(Items from an interface collection)
+ + + +

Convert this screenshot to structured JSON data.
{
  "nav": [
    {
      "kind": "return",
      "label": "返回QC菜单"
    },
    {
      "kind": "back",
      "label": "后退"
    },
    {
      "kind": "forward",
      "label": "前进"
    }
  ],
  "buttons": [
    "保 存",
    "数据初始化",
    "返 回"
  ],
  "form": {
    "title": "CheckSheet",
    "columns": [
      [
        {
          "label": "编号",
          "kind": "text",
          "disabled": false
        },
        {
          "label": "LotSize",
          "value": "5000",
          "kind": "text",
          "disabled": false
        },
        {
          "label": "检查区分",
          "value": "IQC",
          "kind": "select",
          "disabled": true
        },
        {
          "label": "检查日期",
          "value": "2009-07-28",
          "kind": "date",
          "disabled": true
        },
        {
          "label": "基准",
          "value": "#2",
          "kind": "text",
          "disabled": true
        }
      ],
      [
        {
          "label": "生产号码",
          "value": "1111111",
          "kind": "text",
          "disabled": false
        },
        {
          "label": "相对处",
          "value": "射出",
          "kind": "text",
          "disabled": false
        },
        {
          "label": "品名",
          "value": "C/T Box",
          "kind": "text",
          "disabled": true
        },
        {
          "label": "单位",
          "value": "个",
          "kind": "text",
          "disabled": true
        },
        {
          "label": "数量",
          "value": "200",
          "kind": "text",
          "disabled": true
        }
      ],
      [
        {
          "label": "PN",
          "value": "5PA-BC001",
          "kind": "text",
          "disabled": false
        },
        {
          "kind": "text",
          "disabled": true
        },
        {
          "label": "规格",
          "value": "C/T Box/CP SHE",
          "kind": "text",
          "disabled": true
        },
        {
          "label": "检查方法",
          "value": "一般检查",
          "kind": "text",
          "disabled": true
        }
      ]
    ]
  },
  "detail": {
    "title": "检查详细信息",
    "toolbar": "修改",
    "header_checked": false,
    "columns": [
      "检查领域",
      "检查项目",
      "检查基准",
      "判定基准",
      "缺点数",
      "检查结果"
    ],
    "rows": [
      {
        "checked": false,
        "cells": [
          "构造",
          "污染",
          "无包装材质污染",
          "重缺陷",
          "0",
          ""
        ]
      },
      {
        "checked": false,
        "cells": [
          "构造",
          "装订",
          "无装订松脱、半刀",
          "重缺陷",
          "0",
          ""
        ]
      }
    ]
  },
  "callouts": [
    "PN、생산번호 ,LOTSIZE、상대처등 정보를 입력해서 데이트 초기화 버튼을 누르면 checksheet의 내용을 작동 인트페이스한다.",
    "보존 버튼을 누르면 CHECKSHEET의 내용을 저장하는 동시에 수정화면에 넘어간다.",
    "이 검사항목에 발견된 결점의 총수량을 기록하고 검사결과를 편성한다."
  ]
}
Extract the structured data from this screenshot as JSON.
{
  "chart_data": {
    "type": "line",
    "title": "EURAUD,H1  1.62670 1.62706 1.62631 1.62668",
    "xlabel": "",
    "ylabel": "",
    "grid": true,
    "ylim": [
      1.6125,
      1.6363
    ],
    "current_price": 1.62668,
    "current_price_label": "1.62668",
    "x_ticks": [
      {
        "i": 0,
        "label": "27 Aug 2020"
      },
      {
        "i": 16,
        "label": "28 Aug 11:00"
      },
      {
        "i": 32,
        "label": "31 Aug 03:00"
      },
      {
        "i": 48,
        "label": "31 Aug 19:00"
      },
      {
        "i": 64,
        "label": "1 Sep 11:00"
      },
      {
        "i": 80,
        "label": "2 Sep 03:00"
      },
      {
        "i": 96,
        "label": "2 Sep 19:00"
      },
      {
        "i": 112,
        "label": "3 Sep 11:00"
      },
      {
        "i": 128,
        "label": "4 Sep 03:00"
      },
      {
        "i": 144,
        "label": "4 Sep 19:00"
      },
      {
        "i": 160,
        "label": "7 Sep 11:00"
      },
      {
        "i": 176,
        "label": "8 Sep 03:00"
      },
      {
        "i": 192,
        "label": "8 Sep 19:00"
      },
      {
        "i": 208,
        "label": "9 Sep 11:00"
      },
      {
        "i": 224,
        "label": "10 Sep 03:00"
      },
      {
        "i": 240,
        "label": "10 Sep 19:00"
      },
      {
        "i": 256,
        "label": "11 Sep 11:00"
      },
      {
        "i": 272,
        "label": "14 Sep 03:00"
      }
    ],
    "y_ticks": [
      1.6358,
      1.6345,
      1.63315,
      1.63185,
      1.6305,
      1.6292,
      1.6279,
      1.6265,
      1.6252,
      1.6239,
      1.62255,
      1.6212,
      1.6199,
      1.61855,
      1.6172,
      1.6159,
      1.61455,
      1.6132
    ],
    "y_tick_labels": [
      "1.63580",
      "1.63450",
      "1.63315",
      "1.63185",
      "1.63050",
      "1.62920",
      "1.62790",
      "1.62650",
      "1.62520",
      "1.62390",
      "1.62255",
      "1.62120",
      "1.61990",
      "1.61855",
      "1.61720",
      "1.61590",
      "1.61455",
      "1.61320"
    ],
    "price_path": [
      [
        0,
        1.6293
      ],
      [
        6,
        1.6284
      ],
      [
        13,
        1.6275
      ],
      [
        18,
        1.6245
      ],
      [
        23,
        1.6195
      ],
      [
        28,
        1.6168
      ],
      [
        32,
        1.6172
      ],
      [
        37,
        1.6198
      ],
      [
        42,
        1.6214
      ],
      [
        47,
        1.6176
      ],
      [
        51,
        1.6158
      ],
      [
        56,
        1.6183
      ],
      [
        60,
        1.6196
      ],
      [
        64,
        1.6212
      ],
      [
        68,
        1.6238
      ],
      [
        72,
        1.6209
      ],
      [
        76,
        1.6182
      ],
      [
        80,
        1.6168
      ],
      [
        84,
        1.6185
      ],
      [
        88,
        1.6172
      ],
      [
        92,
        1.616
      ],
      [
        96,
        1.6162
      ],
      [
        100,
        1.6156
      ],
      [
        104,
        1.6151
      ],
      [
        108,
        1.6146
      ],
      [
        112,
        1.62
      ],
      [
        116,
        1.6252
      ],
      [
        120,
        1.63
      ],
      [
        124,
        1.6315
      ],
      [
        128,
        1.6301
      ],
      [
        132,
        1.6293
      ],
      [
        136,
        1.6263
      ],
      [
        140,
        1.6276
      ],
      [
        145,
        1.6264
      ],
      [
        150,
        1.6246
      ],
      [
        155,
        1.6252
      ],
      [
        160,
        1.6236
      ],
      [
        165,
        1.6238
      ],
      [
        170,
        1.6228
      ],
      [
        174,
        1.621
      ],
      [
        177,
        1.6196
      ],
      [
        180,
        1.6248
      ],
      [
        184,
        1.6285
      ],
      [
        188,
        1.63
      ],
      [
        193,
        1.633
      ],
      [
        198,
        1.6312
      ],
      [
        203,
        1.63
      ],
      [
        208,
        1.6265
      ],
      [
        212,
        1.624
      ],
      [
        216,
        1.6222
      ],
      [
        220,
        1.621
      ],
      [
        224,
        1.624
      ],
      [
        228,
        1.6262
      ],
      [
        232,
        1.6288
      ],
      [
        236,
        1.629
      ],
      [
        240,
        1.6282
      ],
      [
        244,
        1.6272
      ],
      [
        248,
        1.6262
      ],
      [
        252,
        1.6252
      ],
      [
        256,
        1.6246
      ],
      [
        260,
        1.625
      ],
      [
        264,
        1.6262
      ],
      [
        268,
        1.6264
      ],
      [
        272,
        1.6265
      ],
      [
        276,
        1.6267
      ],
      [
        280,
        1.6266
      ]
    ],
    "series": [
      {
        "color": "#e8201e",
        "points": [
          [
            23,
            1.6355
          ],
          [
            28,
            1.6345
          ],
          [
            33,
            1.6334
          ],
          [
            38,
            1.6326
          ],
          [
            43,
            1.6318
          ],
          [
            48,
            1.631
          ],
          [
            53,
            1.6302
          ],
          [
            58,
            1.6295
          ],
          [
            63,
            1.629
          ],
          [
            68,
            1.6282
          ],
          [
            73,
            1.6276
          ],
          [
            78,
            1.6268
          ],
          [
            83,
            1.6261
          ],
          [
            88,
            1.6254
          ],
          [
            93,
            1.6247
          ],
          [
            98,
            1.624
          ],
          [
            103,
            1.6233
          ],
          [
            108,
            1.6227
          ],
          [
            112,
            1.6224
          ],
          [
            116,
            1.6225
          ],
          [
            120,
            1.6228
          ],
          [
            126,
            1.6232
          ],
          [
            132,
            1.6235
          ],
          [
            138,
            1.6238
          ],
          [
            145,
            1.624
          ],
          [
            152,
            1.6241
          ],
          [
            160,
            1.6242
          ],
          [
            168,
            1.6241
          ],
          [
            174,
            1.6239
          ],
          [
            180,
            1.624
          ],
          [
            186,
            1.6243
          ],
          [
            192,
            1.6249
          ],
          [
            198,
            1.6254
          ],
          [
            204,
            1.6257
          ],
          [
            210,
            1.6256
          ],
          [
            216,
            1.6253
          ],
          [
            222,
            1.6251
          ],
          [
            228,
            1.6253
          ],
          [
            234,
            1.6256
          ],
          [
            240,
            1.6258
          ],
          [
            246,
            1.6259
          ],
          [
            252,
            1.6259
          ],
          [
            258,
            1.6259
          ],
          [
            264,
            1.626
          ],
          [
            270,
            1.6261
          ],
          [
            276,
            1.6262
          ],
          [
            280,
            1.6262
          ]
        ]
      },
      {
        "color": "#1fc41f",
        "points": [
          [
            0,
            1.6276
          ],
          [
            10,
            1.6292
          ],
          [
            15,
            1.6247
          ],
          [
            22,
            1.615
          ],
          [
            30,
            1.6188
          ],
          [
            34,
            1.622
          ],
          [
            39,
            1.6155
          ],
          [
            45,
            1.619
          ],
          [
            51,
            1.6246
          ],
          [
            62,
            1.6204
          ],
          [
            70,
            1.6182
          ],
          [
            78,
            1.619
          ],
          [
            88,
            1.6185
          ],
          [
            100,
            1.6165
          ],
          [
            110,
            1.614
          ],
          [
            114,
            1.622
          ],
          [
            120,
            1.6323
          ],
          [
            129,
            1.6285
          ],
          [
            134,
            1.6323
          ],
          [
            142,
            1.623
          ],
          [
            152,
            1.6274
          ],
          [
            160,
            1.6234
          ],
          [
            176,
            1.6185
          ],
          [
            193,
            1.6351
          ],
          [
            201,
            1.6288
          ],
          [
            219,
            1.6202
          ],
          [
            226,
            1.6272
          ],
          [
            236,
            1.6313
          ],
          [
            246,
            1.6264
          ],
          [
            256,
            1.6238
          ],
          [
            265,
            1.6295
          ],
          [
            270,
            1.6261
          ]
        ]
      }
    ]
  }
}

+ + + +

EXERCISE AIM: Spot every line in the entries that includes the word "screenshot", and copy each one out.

PROBLEM SOLUTION:
Convert this screenshot to structured JSON data.
Extract the structured data from this screenshot as JSON.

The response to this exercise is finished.